In light of the above, it is very clear that there exists an immediate need for change. Use of technology and complete digitalization of the Section 138 proceedings can help us in speedy disposal of the cases.

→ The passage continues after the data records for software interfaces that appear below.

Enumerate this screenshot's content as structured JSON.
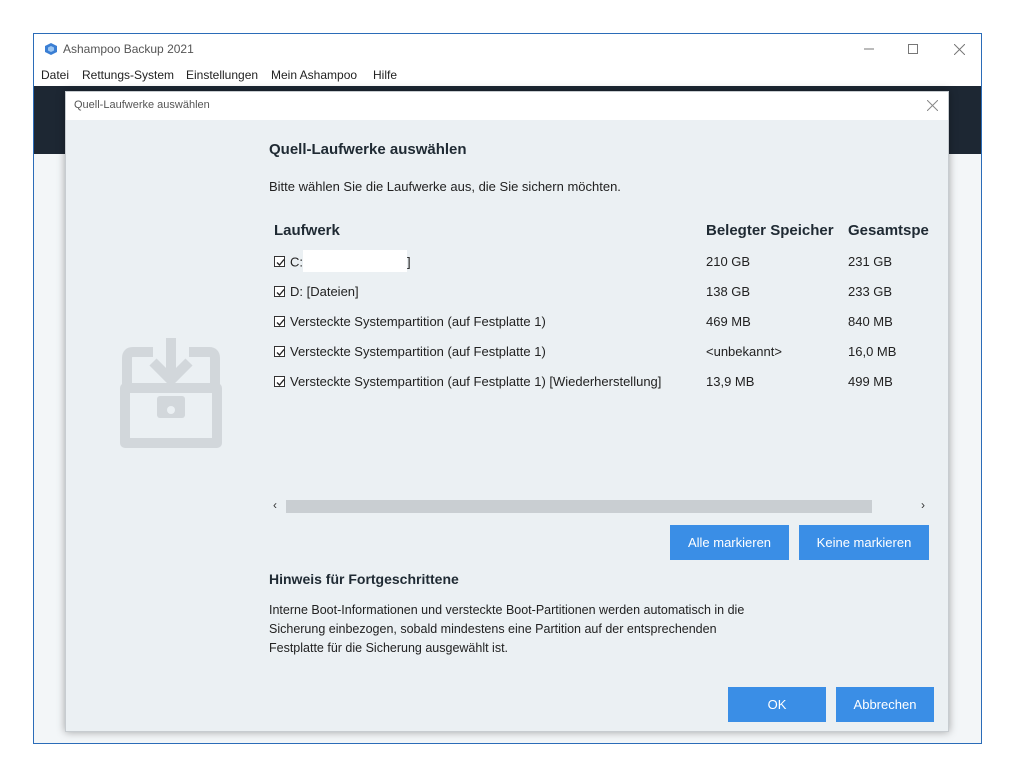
{
  "app": {
    "title": "Ashampoo Backup 2021"
  },
  "menu": [
    "Datei",
    "Rettungs-System",
    "Einstellungen",
    "Mein Ashampoo",
    "Hilfe"
  ],
  "dialog": {
    "window_title": "Quell-Laufwerke auswählen",
    "heading": "Quell-Laufwerke auswählen",
    "intro": "Bitte wählen Sie die Laufwerke aus, die Sie sichern möchten.",
    "columns": {
      "drive": "Laufwerk",
      "used": "Belegter Speicher",
      "total": "Gesamtspe"
    },
    "drives": [
      {
        "name_prefix": "C:",
        "name_suffix": "]",
        "used": "210 GB",
        "total": "231 GB",
        "checked": true
      },
      {
        "name": "D: [Dateien]",
        "used": "138 GB",
        "total": "233 GB",
        "checked": true
      },
      {
        "name": "Versteckte Systempartition (auf Festplatte 1)",
        "used": "469 MB",
        "total": "840 MB",
        "checked": true
      },
      {
        "name": "Versteckte Systempartition (auf Festplatte 1)",
        "used": "<unbekannt>",
        "total": "16,0 MB",
        "checked": true
      },
      {
        "name": "Versteckte Systempartition (auf Festplatte 1) [Wiederherstellung]",
        "used": "13,9 MB",
        "total": "499 MB",
        "checked": true
      }
    ],
    "buttons": {
      "select_all": "Alle markieren",
      "select_none": "Keine markieren",
      "ok": "OK",
      "cancel": "Abbrechen"
    },
    "hint": {
      "heading": "Hinweis für Fortgeschrittene",
      "text": "Interne Boot-Informationen und versteckte Boot-Partitionen werden automatisch in die Sicherung einbezogen, sobald mindestens eine Partition auf der entsprechenden Festplatte für die Sicherung ausgewählt ist."
    }
  },
  "colors": {
    "accent": "#3a8ee6",
    "dark_header": "#1d2733",
    "dialog_bg": "#ebf0f3"
  },
  "icons": [
    "app-logo-icon",
    "minimize-icon",
    "maximize-icon",
    "close-icon",
    "backup-chest-icon",
    "checkbox-checked-icon",
    "scroll-left-icon",
    "scroll-right-icon"
  ]
}
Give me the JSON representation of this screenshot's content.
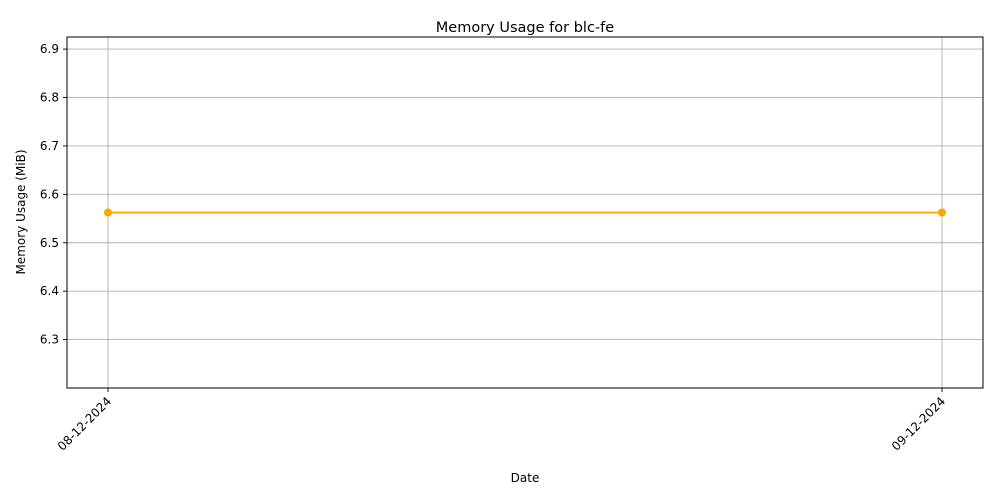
{
  "chart_data": {
    "type": "line",
    "title": "Memory Usage for blc-fe",
    "xlabel": "Date",
    "ylabel": "Memory Usage (MiB)",
    "x": [
      "08-12-2024",
      "09-12-2024"
    ],
    "series": [
      {
        "values": [
          6.5625,
          6.5625
        ],
        "color": "#ffa500",
        "marker": "circle"
      }
    ],
    "yticks": [
      "6.3",
      "6.4",
      "6.5",
      "6.6",
      "6.7",
      "6.8",
      "6.9"
    ],
    "ytick_values": [
      6.3,
      6.4,
      6.5,
      6.6,
      6.7,
      6.8,
      6.9
    ],
    "ylim": [
      6.2,
      6.925
    ],
    "grid": true,
    "xtick_rotation": "45°"
  }
}
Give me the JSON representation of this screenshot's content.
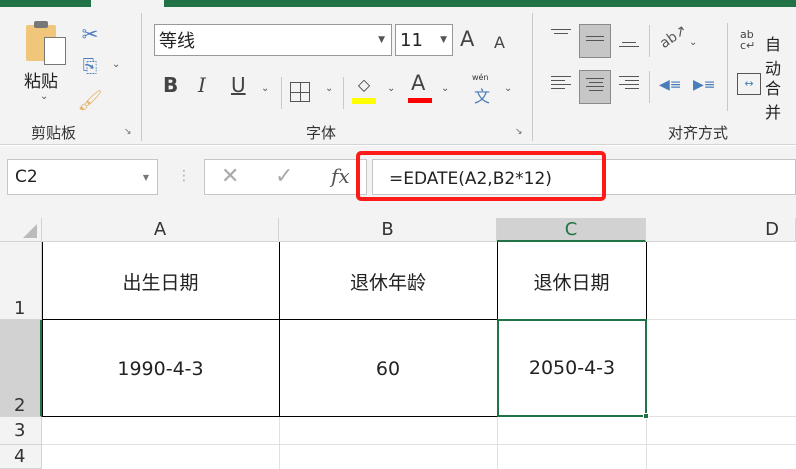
{
  "ribbon": {
    "clipboard": {
      "paste": "粘贴",
      "group": "剪贴板"
    },
    "font": {
      "name": "等线",
      "size": "11",
      "bold": "B",
      "italic": "I",
      "underline": "U",
      "wen": "wén",
      "wen_char": "文",
      "font_color": "A",
      "grow": "A",
      "shrink": "A",
      "group": "字体",
      "fill_color": "#ffff00",
      "text_color": "#ff0000"
    },
    "alignment": {
      "wrap": "自动",
      "merge": "合并",
      "group": "对齐方式"
    }
  },
  "formula_bar": {
    "name_box": "C2",
    "fx": "fx",
    "formula": "=EDATE(A2,B2*12)",
    "highlight_color": "#ff1a1a"
  },
  "sheet": {
    "columns": [
      "A",
      "B",
      "C",
      "D"
    ],
    "rows": [
      "1",
      "2",
      "3",
      "4"
    ],
    "cells": {
      "A1": "出生日期",
      "B1": "退休年龄",
      "C1": "退休日期",
      "A2": "1990-4-3",
      "B2": "60",
      "C2": "2050-4-3"
    },
    "selected_color": "#217346"
  }
}
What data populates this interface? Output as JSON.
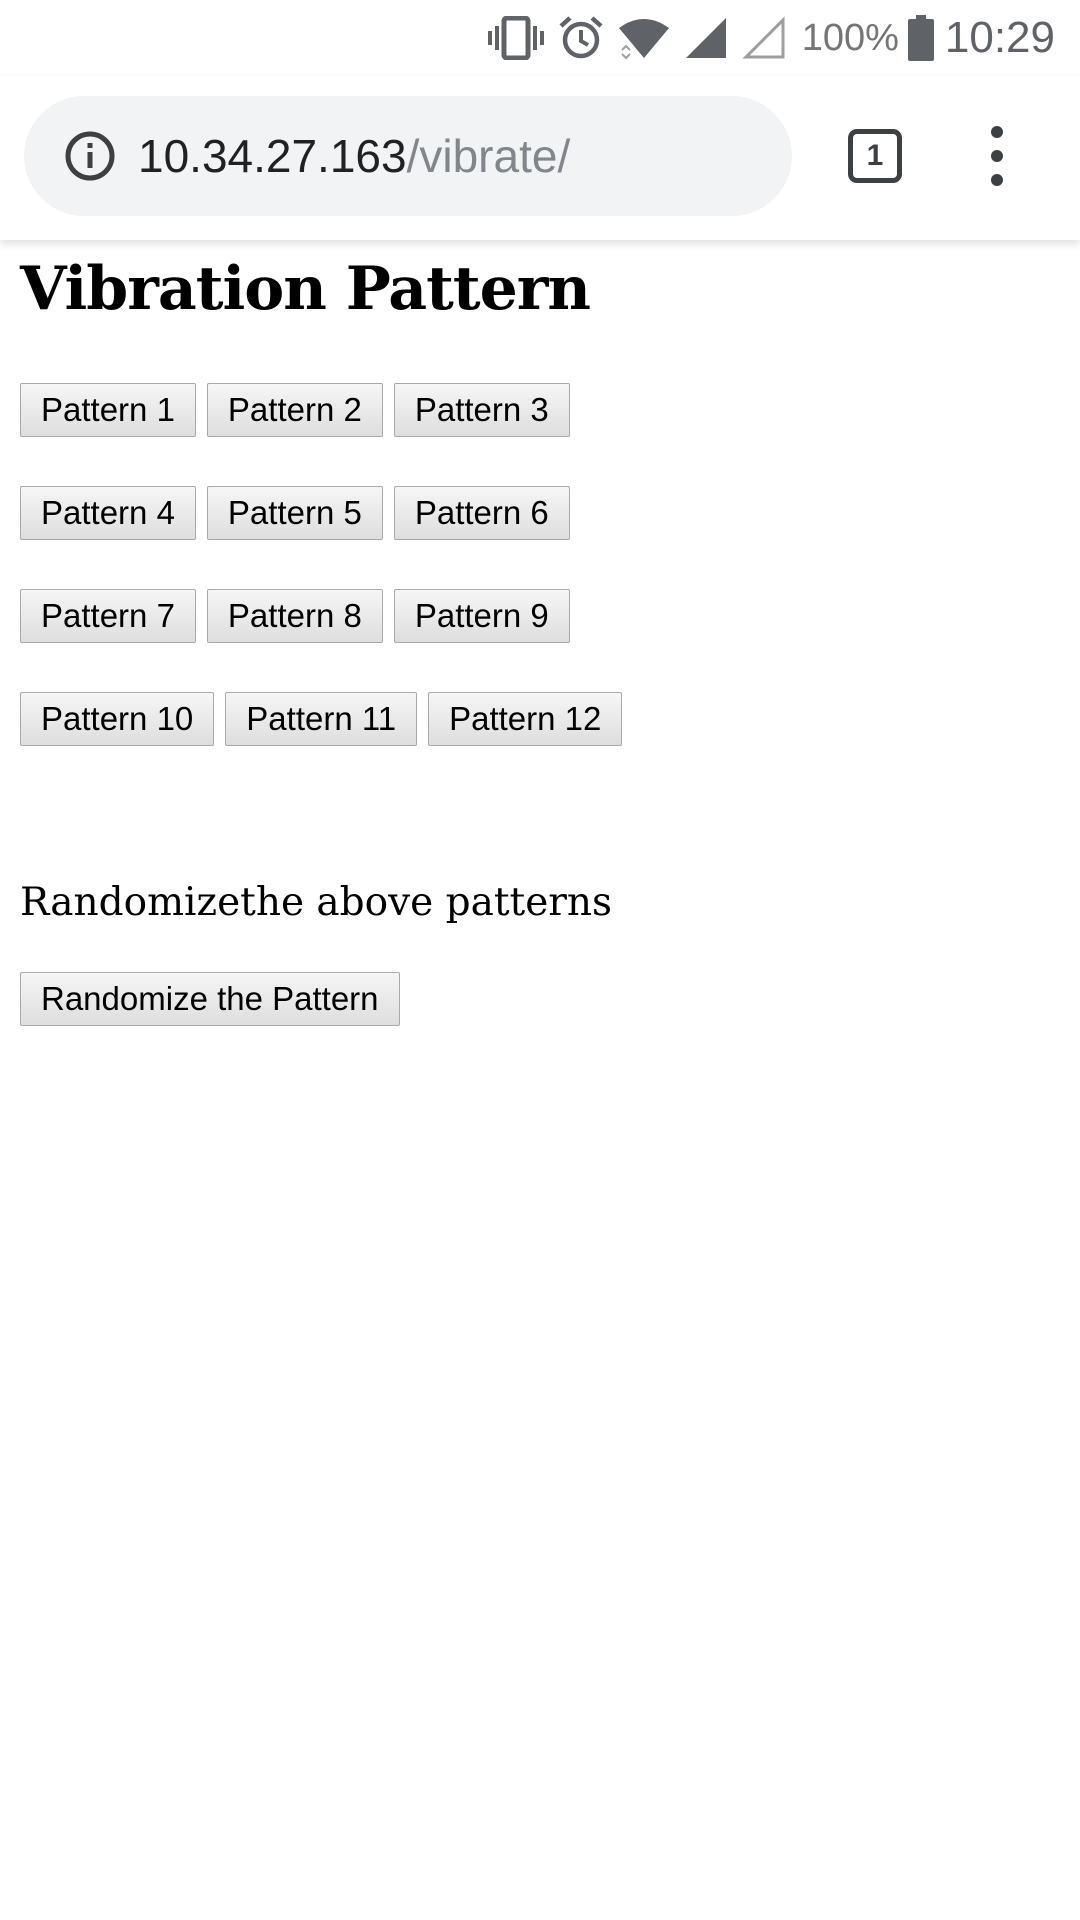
{
  "status_bar": {
    "icons": [
      "vibrate-icon",
      "alarm-icon",
      "wifi-icon",
      "cell-signal-icon",
      "cell-signal-empty-icon",
      "battery-icon"
    ],
    "battery_percent": "100%",
    "time": "10:29"
  },
  "browser": {
    "url_host": "10.34.27.163",
    "url_path": "/vibrate/",
    "tab_count": "1"
  },
  "page": {
    "title": "Vibration Pattern",
    "pattern_rows": [
      [
        "Pattern 1",
        "Pattern 2",
        "Pattern 3"
      ],
      [
        "Pattern 4",
        "Pattern 5",
        "Pattern 6"
      ],
      [
        "Pattern 7",
        "Pattern 8",
        "Pattern 9"
      ],
      [
        "Pattern 10",
        "Pattern 11",
        "Pattern 12"
      ]
    ],
    "randomize_text": "Randomizethe above patterns",
    "randomize_button": "Randomize the Pattern"
  }
}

As we tend to trace the history and institution of the Negotiable Instruments Act, 1881 and concentrate on the territorial dialogue below Section 138 that deals with dishonour of cheques we tend to analyse the requirements that forced the Courts and also the Government to adopt landmark changes within the law. the most recent modification and also the gift current law being the 2015 Ordinance, has the result of nullifying the law as ordered down by the Supreme Court in 2014, Dasrat Rathod case. The legal result of the Ordinance is that, thus on institute a criticism below Section 138, an equivalent should be instituted as per: If the cheque is delivered for assortment through associate account, the branch of the bank wherever the recipient or holder, maintains the account, is placed; or If the cheque is given for payment by the recipient or holder otherwise through his account, the branch of the payer bank wherever the drawer maintains the account, is situated. This law comes with a promise to unravel and aid in not solely the speedy disposal of the unfinished cases touching on complaints below 138, however additionally to bring a holiness to the system by seeking to restrict on defaults in payments. It clarifies the legal position on jurisdiction and additionally seeks to stay up with the fashionable industry.